» Exercise objective
Filter the entries below, keeping every line that has the word "Apple".

Web page and app entries:
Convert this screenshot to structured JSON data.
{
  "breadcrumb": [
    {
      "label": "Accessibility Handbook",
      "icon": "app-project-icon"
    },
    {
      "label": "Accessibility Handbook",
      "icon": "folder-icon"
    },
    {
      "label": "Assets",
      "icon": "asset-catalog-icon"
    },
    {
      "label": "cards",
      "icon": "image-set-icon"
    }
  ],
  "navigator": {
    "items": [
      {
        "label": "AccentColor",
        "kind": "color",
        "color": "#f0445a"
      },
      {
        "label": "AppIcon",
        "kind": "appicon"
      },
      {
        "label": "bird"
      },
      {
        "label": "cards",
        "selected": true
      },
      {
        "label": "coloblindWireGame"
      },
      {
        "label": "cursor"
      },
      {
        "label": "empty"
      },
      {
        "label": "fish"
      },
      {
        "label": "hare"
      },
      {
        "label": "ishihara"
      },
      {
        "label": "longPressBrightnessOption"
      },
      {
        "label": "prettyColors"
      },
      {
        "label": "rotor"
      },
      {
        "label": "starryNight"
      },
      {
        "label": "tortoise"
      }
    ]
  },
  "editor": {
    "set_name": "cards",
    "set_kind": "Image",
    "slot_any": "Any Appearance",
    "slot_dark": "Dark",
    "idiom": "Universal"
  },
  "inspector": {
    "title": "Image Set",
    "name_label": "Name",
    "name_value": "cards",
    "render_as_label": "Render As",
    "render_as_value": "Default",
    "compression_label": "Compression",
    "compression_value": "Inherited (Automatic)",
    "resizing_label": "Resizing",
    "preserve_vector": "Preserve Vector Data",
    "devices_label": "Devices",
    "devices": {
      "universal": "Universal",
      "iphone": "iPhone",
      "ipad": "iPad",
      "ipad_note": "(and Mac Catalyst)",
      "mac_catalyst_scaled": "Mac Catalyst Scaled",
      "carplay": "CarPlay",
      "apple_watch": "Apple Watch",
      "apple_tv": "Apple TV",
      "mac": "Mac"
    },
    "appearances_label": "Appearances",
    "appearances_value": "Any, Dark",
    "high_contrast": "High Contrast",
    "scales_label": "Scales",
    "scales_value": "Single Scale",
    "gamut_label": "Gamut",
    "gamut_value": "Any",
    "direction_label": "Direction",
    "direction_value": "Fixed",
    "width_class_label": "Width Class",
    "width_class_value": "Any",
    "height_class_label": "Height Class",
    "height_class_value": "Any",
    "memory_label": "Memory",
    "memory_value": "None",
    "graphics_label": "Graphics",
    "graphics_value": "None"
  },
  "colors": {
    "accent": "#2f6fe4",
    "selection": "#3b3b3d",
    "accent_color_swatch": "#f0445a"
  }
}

» Exercise solution
      "apple_watch": "Apple Watch",
      "apple_tv": "Apple TV",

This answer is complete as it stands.